• **PROBLEM TO SOLVE**
Each line of the data below that holds the word "Create" is to be reported in full.

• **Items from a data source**
::::::::::

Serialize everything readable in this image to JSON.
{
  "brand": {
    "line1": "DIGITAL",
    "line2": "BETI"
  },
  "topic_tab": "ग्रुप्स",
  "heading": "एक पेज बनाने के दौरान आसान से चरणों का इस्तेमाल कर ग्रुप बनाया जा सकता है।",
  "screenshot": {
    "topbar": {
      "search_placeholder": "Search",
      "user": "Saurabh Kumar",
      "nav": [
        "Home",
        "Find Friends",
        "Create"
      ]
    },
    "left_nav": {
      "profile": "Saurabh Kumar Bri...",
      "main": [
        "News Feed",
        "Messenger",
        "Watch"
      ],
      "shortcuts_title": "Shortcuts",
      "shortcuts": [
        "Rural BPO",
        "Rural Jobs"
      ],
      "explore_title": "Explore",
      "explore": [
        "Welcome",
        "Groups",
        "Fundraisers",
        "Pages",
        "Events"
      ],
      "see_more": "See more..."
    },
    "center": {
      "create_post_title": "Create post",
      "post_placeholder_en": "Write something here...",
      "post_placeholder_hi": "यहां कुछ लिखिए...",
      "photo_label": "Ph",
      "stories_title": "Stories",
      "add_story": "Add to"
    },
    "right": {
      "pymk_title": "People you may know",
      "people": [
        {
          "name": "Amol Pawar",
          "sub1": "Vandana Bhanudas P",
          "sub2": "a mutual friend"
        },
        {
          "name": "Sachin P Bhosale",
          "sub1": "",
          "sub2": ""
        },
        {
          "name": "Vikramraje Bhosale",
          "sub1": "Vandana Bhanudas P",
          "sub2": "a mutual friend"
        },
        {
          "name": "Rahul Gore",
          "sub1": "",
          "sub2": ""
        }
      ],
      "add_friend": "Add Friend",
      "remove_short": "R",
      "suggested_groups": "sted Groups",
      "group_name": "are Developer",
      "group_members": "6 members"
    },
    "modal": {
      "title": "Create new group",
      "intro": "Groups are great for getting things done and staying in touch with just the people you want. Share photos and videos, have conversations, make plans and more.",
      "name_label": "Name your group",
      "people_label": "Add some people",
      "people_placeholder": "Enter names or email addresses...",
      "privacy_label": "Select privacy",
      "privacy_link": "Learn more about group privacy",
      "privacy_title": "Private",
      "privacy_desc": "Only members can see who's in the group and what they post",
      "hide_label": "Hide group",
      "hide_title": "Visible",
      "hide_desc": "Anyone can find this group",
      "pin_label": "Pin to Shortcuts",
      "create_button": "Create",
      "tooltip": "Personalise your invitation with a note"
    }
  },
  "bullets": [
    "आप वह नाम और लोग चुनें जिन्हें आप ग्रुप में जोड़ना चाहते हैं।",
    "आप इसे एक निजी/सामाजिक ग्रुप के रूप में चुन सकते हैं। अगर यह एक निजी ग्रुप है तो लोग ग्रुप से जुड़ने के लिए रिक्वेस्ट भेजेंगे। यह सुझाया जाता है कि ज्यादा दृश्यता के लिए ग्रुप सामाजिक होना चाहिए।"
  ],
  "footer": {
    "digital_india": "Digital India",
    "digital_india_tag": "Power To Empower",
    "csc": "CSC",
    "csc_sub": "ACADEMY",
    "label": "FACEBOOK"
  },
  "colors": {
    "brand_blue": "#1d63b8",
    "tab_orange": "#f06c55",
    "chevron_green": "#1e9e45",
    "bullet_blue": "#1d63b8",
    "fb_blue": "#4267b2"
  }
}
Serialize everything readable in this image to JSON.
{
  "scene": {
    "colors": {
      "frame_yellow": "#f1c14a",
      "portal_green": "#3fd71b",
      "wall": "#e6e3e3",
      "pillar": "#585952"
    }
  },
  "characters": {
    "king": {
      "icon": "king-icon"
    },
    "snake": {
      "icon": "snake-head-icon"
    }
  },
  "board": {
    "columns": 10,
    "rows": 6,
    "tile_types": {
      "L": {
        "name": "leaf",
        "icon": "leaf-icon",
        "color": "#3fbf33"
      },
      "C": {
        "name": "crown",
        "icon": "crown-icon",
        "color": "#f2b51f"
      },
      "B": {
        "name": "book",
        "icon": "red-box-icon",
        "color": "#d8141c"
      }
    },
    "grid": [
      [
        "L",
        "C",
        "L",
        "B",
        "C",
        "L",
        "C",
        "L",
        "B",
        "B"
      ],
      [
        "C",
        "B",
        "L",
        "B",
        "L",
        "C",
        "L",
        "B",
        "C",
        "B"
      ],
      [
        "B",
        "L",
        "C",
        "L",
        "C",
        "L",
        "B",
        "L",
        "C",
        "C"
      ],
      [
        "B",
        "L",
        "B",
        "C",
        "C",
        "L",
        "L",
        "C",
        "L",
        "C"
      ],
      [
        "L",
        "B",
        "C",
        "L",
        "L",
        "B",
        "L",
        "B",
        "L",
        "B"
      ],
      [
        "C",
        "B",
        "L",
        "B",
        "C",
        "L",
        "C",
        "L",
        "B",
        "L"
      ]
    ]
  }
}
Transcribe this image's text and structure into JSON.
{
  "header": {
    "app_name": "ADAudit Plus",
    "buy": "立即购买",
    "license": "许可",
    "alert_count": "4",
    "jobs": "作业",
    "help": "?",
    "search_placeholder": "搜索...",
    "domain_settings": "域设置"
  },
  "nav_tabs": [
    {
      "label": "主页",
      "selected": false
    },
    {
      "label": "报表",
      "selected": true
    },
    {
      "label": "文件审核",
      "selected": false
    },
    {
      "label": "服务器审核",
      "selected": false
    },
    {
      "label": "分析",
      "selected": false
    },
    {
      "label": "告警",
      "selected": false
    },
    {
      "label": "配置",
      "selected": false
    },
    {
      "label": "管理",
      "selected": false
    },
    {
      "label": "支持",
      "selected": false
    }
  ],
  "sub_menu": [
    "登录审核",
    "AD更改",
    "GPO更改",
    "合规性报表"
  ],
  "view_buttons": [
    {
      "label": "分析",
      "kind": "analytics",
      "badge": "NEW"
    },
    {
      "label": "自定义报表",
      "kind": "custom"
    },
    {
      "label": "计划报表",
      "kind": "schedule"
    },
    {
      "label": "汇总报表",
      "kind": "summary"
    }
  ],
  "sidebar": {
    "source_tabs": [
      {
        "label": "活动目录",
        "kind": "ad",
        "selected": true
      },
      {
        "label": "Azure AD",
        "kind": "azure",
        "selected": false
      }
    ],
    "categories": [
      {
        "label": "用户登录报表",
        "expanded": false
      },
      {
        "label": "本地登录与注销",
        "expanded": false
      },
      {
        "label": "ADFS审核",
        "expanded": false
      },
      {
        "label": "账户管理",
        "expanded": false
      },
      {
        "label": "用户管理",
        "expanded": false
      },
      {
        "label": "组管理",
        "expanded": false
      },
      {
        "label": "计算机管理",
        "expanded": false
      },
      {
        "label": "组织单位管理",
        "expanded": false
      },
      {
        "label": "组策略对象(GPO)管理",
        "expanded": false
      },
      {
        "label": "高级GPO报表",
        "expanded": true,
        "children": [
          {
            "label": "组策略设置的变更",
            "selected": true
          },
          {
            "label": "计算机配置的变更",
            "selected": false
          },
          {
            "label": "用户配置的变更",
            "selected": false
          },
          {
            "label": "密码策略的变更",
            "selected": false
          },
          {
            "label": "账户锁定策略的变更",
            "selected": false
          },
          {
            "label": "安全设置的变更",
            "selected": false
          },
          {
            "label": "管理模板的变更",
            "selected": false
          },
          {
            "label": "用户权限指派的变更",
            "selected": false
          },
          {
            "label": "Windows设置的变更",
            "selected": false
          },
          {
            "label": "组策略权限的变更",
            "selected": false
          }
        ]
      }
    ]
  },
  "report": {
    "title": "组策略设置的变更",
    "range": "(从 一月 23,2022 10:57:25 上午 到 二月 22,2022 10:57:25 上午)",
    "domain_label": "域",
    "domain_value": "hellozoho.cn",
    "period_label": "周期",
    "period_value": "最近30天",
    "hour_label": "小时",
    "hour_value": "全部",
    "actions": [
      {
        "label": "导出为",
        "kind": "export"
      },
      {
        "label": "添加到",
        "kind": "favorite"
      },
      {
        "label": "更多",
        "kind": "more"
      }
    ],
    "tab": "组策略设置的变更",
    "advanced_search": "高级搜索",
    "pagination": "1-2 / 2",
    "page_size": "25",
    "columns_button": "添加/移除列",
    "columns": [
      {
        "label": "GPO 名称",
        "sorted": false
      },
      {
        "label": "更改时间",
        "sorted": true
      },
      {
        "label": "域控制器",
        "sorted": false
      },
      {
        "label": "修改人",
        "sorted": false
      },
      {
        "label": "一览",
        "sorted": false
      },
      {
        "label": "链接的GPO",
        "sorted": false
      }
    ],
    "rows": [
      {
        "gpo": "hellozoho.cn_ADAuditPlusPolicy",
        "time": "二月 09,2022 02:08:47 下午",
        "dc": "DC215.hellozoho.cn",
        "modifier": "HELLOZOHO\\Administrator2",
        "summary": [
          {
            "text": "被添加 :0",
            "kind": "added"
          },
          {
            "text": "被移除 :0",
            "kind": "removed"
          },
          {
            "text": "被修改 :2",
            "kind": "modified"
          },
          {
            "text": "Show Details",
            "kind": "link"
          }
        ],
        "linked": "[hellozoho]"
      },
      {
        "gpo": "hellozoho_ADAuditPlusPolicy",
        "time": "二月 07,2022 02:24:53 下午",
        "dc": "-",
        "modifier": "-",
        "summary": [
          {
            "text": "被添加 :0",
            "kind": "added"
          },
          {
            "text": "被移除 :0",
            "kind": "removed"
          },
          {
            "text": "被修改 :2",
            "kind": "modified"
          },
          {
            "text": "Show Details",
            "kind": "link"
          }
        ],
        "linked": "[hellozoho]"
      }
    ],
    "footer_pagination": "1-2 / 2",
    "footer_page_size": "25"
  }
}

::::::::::

• **WRITTEN ANSWER**
        "Create"
      "create_post_title": "Create post",
      "title": "Create new group",
      "create_button": "Create",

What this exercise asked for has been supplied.